TASK PROMPT: Where in the entries below does "Last" appear? Copy every line that has it.

[Page and application data records]

Start of Block

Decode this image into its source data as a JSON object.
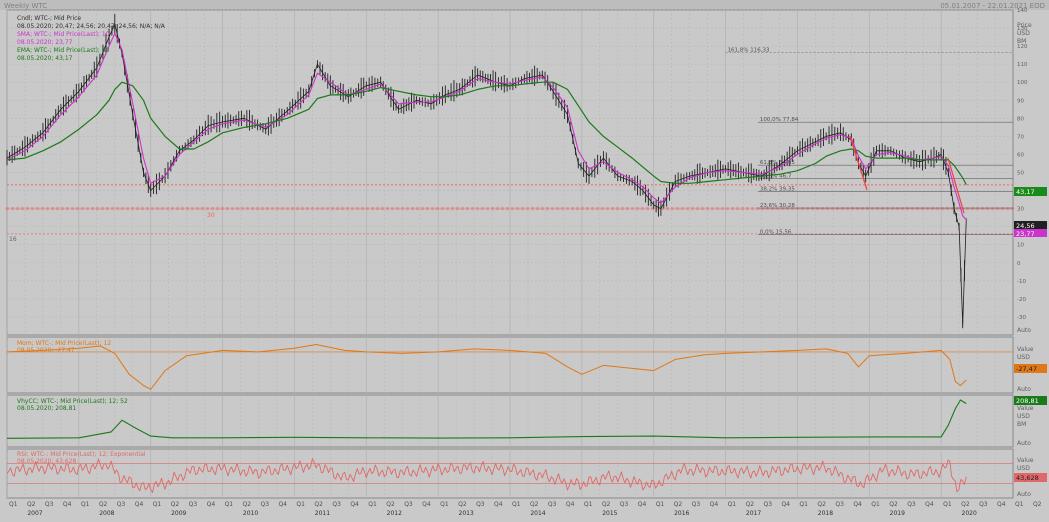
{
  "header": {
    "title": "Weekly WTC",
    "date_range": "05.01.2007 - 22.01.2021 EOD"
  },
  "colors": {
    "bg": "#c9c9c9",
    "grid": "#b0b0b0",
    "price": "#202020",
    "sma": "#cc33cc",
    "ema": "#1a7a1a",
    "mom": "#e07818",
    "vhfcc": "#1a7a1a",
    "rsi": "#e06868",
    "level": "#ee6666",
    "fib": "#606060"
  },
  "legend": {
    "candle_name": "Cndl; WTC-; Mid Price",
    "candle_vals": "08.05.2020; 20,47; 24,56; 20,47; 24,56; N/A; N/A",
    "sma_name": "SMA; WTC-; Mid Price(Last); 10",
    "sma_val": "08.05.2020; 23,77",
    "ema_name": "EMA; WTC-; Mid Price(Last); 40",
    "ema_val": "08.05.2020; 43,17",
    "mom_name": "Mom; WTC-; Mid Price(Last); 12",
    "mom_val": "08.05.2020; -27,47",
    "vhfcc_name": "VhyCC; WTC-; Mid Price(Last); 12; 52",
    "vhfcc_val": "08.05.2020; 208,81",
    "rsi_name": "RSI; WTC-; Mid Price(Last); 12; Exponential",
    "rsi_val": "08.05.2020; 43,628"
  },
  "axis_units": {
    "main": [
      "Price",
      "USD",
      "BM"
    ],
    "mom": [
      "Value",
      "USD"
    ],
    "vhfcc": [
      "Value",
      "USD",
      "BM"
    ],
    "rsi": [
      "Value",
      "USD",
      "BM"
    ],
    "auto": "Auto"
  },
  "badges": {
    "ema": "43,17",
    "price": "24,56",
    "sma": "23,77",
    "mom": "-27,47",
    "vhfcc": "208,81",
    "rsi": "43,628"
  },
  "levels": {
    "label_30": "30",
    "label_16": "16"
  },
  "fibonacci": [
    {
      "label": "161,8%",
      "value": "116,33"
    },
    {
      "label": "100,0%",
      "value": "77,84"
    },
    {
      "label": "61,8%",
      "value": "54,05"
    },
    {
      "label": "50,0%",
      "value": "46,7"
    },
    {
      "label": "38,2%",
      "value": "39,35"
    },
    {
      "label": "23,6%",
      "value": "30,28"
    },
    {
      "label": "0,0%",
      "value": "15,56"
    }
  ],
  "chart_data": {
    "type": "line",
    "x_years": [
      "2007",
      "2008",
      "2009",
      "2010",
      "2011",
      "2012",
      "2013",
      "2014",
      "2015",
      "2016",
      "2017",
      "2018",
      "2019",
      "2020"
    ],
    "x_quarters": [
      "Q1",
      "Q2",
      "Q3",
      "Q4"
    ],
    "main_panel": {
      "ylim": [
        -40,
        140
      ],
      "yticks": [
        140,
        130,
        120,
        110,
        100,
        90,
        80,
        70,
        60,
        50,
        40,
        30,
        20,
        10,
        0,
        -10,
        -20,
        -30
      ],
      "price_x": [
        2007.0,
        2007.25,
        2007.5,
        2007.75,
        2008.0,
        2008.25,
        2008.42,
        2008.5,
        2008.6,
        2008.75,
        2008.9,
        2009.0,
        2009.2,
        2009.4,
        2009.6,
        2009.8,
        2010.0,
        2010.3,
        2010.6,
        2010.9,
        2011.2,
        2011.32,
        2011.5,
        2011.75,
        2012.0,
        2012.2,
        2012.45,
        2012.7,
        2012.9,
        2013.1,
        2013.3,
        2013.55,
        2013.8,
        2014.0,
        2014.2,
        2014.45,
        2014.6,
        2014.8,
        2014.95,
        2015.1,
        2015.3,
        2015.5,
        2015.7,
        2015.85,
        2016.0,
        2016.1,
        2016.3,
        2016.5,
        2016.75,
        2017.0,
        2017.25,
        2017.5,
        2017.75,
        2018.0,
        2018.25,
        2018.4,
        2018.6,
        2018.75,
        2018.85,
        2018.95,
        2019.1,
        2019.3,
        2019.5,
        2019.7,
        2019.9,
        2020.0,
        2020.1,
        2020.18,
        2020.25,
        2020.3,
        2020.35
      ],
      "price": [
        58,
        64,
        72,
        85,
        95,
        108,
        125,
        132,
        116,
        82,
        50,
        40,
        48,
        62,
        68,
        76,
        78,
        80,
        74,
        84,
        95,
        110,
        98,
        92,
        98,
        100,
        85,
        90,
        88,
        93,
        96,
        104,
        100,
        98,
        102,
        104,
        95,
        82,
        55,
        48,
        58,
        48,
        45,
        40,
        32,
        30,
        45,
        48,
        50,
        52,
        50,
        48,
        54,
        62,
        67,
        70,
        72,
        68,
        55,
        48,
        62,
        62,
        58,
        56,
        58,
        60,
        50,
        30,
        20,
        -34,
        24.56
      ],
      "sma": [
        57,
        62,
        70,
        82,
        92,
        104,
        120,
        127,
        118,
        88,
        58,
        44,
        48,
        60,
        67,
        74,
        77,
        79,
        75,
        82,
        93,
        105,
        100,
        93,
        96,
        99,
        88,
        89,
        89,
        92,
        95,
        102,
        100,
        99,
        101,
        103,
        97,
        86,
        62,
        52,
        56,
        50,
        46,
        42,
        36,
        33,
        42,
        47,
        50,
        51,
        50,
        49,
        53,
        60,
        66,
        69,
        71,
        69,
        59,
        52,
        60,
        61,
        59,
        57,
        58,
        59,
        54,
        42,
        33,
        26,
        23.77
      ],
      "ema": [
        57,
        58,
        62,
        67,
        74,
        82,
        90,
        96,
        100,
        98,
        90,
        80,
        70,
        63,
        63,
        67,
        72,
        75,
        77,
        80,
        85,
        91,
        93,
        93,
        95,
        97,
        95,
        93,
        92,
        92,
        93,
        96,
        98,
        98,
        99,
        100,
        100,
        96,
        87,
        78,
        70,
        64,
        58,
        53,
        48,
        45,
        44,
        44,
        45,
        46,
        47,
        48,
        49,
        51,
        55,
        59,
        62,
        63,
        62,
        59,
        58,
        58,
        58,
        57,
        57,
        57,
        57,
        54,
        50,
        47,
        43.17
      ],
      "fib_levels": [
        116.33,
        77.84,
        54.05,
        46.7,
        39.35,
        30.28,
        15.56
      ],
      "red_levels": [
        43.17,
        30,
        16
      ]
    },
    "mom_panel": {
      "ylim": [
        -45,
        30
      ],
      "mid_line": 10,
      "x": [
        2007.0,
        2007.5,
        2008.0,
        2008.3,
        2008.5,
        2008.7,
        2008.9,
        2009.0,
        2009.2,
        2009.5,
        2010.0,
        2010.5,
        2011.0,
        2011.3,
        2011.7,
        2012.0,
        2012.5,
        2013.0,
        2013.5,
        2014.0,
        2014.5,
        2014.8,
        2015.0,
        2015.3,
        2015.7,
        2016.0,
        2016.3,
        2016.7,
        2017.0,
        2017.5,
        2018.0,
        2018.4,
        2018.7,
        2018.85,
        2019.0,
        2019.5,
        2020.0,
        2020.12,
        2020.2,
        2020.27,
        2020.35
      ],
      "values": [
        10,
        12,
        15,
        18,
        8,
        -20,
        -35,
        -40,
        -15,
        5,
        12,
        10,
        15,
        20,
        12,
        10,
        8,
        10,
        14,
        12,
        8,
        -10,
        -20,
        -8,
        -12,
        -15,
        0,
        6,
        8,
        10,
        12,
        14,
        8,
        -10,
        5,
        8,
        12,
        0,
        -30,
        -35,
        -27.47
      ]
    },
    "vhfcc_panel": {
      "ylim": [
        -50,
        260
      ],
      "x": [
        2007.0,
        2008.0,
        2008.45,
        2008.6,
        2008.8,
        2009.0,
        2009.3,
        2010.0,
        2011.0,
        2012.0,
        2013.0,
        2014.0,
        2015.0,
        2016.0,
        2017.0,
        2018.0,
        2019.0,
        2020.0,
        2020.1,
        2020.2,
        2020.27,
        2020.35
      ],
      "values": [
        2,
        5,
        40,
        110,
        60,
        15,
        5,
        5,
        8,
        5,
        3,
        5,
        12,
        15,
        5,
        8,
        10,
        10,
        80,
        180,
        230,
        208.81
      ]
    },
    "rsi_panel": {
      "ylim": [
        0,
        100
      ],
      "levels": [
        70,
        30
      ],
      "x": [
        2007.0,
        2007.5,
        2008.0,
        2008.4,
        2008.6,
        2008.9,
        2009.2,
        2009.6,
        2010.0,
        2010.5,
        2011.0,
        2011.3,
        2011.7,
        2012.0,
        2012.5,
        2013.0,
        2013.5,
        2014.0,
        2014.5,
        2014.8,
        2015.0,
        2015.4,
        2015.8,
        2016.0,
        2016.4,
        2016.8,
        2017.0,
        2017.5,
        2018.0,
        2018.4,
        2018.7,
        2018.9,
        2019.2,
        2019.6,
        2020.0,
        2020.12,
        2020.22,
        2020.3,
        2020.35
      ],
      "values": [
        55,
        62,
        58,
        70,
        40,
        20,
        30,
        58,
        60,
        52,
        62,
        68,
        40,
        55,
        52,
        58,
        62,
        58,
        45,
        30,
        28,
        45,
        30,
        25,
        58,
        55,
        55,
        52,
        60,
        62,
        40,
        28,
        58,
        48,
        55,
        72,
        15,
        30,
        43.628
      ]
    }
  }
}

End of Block

RESPONSE TO THE TASK:
    "sma_name": "SMA; WTC-; Mid Price(Last); 10",
    "ema_name": "EMA; WTC-; Mid Price(Last); 40",
    "mom_name": "Mom; WTC-; Mid Price(Last); 12",
    "vhfcc_name": "VhyCC; WTC-; Mid Price(Last); 12; 52",
    "rsi_name": "RSI; WTC-; Mid Price(Last); 12; Exponential",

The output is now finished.